» **WHAT YOU NEED TO DO**: Among the lines of the data below, count those that hold the word "desc". Answer with the number alone.

» **THE INPUT**:
================
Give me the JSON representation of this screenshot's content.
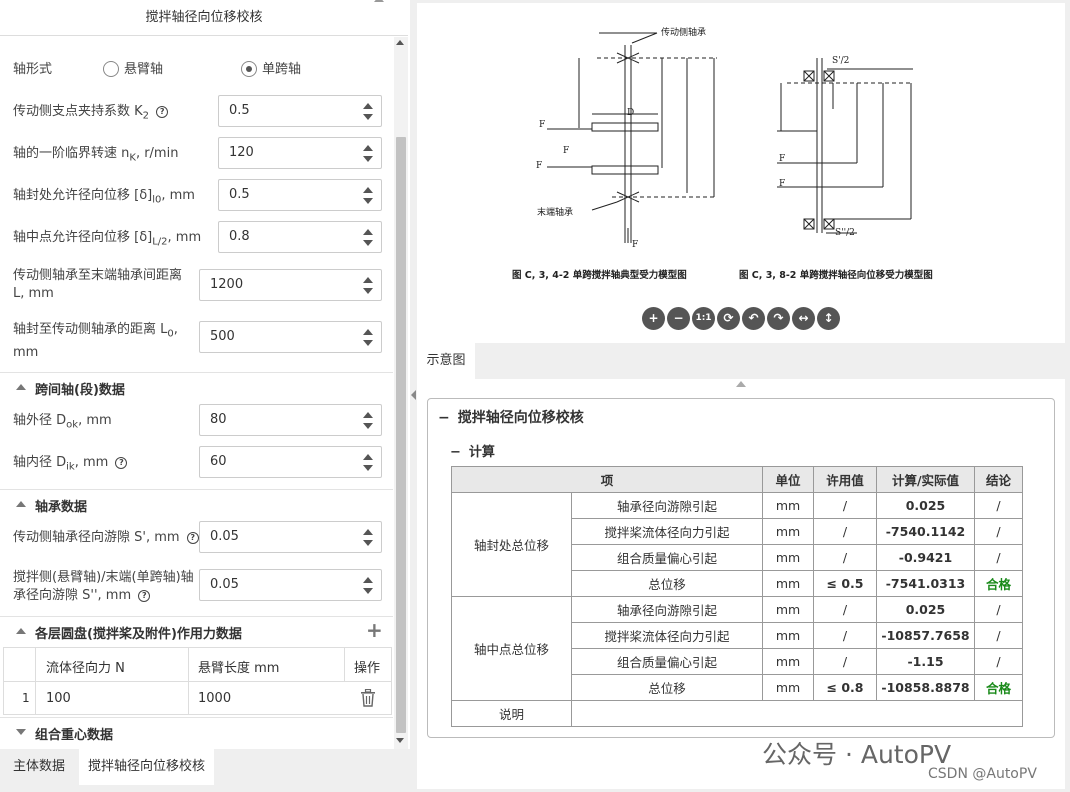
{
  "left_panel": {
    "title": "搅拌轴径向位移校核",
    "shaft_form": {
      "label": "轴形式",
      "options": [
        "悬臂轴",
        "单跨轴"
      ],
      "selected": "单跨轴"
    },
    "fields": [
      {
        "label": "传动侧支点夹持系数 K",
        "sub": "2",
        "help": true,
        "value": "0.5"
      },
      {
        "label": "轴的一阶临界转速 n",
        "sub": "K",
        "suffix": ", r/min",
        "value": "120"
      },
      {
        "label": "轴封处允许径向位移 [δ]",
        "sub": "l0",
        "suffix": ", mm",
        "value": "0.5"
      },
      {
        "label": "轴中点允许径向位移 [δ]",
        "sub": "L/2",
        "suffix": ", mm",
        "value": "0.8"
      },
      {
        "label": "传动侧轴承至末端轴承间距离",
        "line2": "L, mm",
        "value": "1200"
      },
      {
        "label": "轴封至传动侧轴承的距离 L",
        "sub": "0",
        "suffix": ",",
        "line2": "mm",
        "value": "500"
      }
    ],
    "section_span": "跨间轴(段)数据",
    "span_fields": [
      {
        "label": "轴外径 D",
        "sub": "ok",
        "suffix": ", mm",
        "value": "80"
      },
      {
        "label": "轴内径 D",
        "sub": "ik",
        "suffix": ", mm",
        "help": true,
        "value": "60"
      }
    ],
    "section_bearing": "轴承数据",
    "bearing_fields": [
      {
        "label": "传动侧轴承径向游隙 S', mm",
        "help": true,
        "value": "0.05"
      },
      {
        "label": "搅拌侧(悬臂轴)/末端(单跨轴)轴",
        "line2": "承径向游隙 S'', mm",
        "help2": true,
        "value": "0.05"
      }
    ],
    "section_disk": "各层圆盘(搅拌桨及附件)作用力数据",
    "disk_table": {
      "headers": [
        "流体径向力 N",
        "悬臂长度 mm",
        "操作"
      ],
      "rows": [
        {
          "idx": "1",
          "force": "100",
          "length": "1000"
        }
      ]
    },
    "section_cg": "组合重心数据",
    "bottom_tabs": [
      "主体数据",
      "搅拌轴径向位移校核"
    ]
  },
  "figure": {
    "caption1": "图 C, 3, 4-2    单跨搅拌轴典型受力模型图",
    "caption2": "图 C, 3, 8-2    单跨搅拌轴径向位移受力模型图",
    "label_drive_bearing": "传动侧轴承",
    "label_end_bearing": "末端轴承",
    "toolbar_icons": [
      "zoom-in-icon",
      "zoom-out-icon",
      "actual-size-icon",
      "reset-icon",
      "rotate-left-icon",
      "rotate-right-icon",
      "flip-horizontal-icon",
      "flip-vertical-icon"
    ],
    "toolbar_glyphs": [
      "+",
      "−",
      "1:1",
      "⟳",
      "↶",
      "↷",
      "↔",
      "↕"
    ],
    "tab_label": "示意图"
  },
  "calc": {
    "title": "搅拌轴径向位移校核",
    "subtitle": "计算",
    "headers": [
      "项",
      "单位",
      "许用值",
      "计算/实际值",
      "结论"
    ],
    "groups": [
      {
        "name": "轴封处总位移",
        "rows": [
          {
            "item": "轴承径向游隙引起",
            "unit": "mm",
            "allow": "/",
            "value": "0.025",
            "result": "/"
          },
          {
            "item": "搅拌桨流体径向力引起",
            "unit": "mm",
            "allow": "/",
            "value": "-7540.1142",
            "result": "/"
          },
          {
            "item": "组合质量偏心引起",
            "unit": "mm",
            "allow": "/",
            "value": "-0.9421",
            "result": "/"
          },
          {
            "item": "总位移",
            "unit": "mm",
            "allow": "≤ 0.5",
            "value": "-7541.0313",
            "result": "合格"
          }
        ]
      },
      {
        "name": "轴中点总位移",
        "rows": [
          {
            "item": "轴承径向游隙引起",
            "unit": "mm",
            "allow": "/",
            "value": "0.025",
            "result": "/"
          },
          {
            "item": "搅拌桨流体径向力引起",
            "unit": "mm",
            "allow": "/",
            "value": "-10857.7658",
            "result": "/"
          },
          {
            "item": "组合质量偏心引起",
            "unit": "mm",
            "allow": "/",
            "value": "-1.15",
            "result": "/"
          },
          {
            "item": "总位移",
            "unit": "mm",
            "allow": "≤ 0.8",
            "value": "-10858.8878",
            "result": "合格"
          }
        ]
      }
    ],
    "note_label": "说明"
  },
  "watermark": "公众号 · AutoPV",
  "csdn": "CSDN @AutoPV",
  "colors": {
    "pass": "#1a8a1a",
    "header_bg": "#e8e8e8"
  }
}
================
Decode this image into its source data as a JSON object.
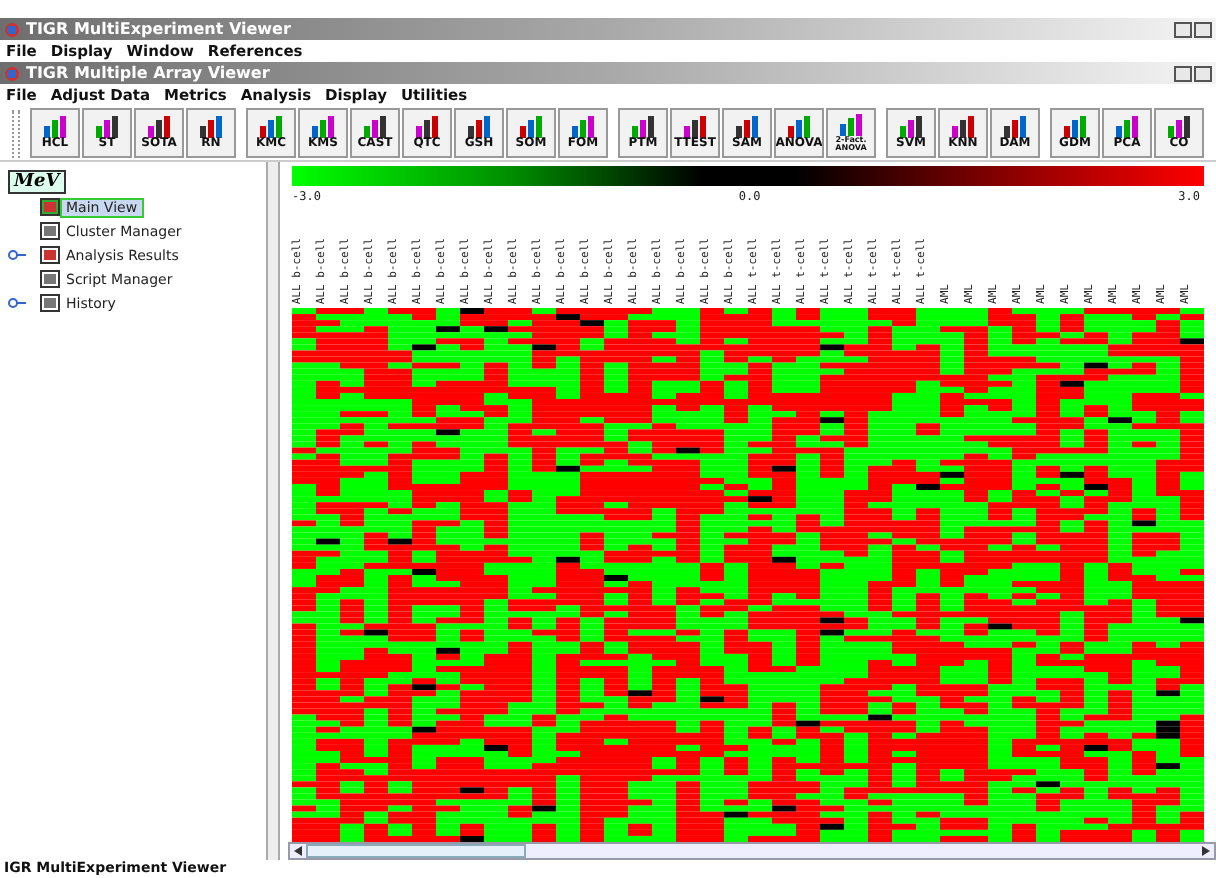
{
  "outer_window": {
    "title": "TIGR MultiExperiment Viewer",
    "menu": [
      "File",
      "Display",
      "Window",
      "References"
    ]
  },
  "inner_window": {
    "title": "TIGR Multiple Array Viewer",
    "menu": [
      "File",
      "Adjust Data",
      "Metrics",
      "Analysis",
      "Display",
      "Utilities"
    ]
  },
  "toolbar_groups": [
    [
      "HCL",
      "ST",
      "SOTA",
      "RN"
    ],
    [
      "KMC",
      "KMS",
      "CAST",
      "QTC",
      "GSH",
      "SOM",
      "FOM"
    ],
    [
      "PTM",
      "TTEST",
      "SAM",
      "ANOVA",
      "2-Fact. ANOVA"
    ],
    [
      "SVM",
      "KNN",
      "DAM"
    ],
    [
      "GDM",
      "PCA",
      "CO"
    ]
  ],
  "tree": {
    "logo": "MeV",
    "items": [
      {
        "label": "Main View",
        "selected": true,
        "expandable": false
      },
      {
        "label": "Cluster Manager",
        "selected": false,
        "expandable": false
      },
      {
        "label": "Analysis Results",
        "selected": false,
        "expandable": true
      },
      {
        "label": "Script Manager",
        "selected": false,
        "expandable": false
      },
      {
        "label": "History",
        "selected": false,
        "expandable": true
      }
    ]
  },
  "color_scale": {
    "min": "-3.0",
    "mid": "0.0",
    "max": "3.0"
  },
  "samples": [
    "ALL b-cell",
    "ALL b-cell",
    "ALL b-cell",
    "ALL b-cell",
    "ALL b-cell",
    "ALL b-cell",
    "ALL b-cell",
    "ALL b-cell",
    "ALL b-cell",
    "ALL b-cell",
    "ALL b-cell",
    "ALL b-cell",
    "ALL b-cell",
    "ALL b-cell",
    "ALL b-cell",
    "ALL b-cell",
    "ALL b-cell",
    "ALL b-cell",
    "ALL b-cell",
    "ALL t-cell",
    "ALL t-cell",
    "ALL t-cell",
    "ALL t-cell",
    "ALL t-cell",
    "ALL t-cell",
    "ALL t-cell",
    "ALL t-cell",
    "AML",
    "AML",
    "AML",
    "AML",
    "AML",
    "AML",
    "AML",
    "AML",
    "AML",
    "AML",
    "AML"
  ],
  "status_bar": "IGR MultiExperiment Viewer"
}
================
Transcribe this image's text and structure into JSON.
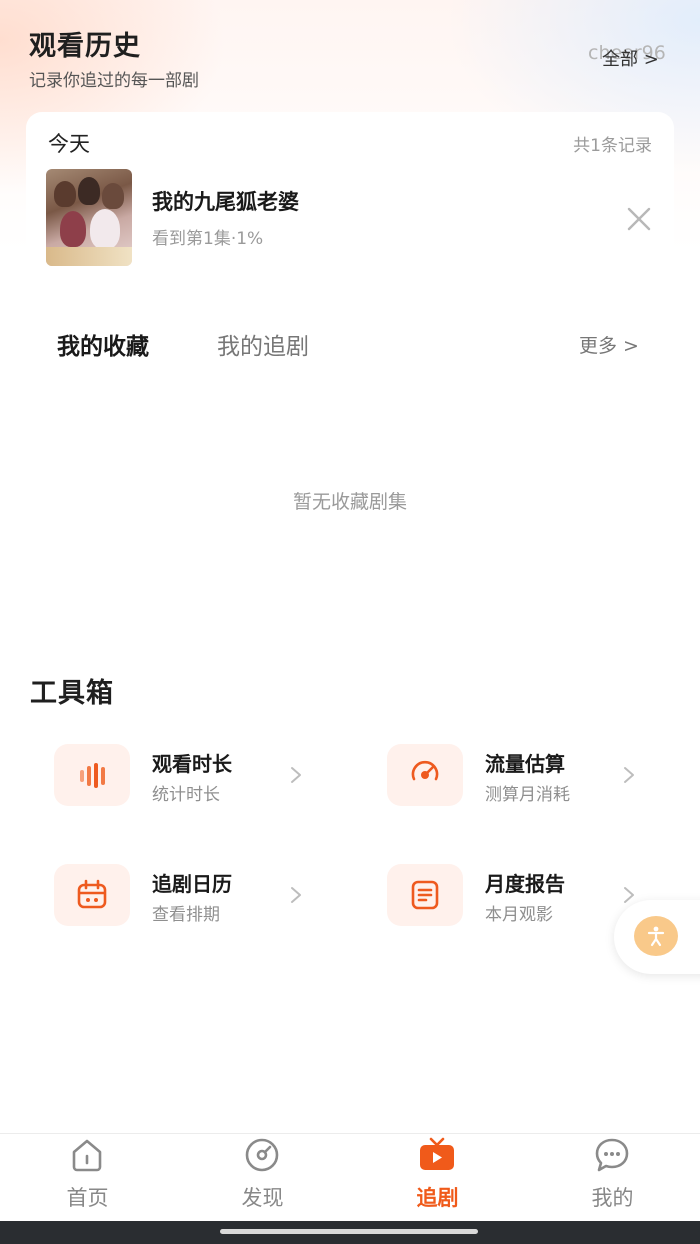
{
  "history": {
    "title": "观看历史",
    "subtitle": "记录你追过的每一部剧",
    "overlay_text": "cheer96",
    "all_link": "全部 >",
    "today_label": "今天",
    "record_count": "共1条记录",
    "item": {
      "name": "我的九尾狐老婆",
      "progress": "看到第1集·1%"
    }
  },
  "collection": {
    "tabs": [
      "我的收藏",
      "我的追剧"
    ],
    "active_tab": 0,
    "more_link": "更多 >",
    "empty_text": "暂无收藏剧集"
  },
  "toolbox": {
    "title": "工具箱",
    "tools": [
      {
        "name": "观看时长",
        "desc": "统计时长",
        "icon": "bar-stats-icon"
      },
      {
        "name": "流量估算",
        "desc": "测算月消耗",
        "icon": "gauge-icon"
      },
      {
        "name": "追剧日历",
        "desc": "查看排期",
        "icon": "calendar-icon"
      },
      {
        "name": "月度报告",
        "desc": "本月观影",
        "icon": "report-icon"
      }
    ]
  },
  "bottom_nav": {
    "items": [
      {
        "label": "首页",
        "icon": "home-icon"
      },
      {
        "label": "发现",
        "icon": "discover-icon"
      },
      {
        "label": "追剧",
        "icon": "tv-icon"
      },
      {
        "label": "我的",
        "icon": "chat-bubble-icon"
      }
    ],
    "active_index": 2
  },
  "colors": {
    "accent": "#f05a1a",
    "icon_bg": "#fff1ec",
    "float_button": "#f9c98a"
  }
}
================
» **RESULT OF THE EXERCISE**: 4